## Entries taken from a collection
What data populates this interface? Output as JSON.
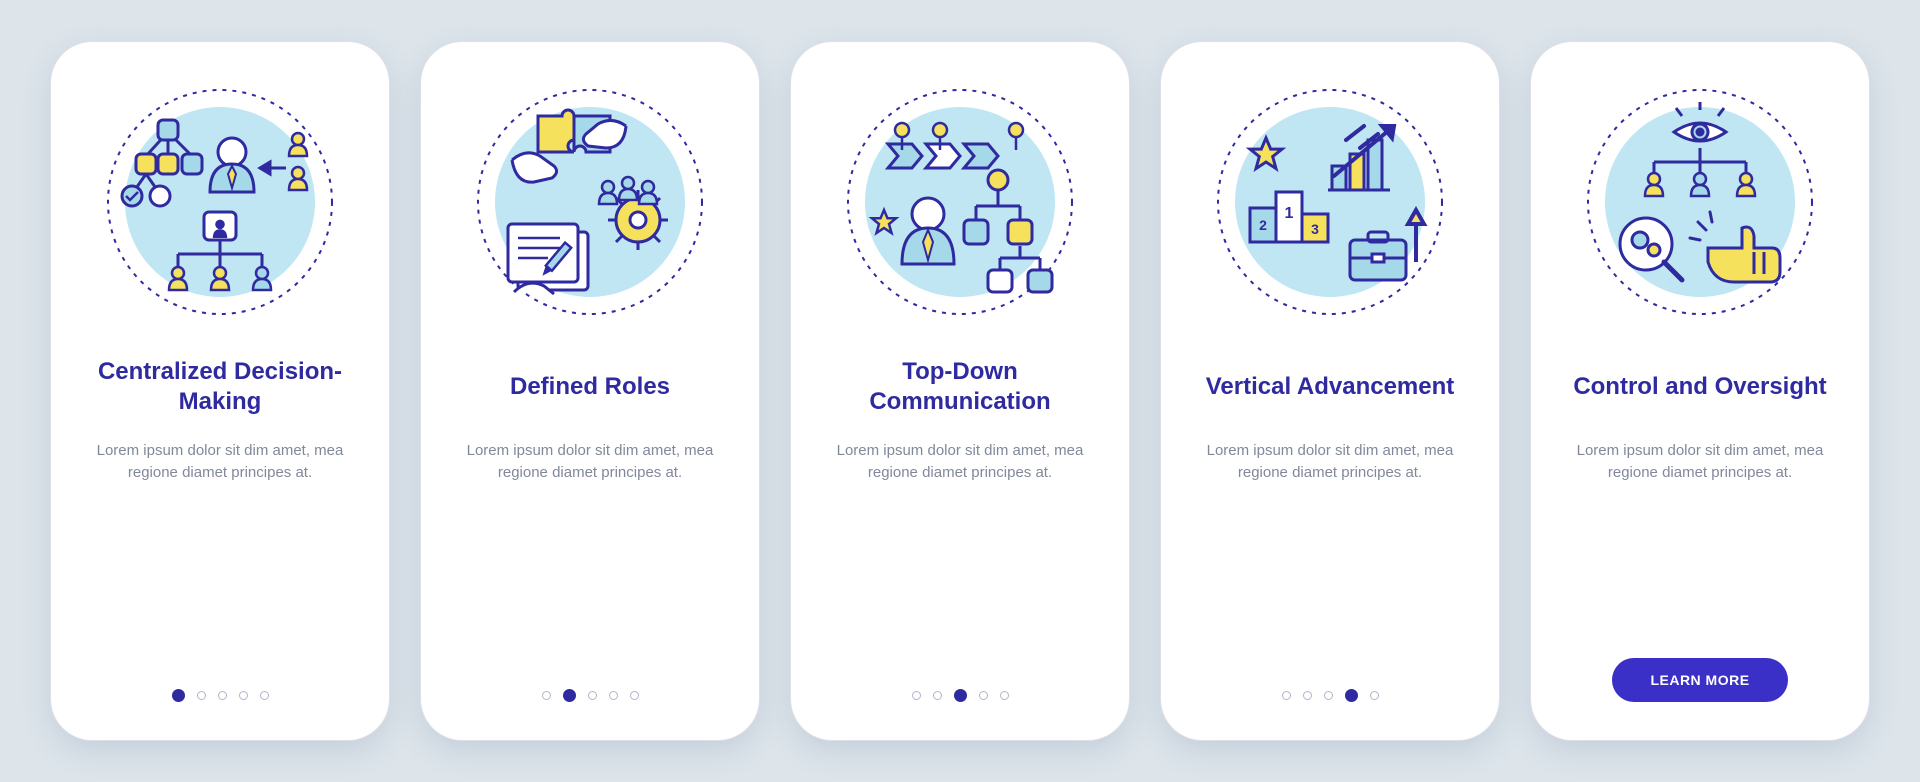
{
  "cards": [
    {
      "icon_name": "centralized-decision-icon",
      "title": "Centralized Decision-Making",
      "body": "Lorem ipsum dolor sit dim amet, mea regione diamet principes at.",
      "footer_type": "dots",
      "active_index": 0,
      "dot_count": 5
    },
    {
      "icon_name": "defined-roles-icon",
      "title": "Defined Roles",
      "body": "Lorem ipsum dolor sit dim amet, mea regione diamet principes at.",
      "footer_type": "dots",
      "active_index": 1,
      "dot_count": 5
    },
    {
      "icon_name": "top-down-communication-icon",
      "title": "Top-Down Communication",
      "body": "Lorem ipsum dolor sit dim amet, mea regione diamet principes at.",
      "footer_type": "dots",
      "active_index": 2,
      "dot_count": 5
    },
    {
      "icon_name": "vertical-advancement-icon",
      "title": "Vertical Advancement",
      "body": "Lorem ipsum dolor sit dim amet, mea regione diamet principes at.",
      "footer_type": "dots",
      "active_index": 3,
      "dot_count": 5
    },
    {
      "icon_name": "control-oversight-icon",
      "title": "Control and Oversight",
      "body": "Lorem ipsum dolor sit dim amet, mea regione diamet principes at.",
      "footer_type": "button",
      "button_label": "LEARN MORE"
    }
  ],
  "colors": {
    "accent": "#2f2aa0",
    "button": "#3a2fc7",
    "yellow": "#f5e15c",
    "lightblue": "#a5d8e8",
    "skyblue": "#bfe6f2",
    "cardbg": "#ffffff",
    "pagebg": "#dde5eb"
  }
}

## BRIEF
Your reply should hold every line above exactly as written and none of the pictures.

## REPLY
What data populates this interface? Output as JSON.
{
  "cards": [
    {
      "icon_name": "centralized-decision-icon",
      "title": "Centralized Decision-Making",
      "body": "Lorem ipsum dolor sit dim amet, mea regione diamet principes at.",
      "footer_type": "dots",
      "active_index": 0,
      "dot_count": 5
    },
    {
      "icon_name": "defined-roles-icon",
      "title": "Defined Roles",
      "body": "Lorem ipsum dolor sit dim amet, mea regione diamet principes at.",
      "footer_type": "dots",
      "active_index": 1,
      "dot_count": 5
    },
    {
      "icon_name": "top-down-communication-icon",
      "title": "Top-Down Communication",
      "body": "Lorem ipsum dolor sit dim amet, mea regione diamet principes at.",
      "footer_type": "dots",
      "active_index": 2,
      "dot_count": 5
    },
    {
      "icon_name": "vertical-advancement-icon",
      "title": "Vertical Advancement",
      "body": "Lorem ipsum dolor sit dim amet, mea regione diamet principes at.",
      "footer_type": "dots",
      "active_index": 3,
      "dot_count": 5
    },
    {
      "icon_name": "control-oversight-icon",
      "title": "Control and Oversight",
      "body": "Lorem ipsum dolor sit dim amet, mea regione diamet principes at.",
      "footer_type": "button",
      "button_label": "LEARN MORE"
    }
  ],
  "colors": {
    "accent": "#2f2aa0",
    "button": "#3a2fc7",
    "yellow": "#f5e15c",
    "lightblue": "#a5d8e8",
    "skyblue": "#bfe6f2",
    "cardbg": "#ffffff",
    "pagebg": "#dde5eb"
  }
}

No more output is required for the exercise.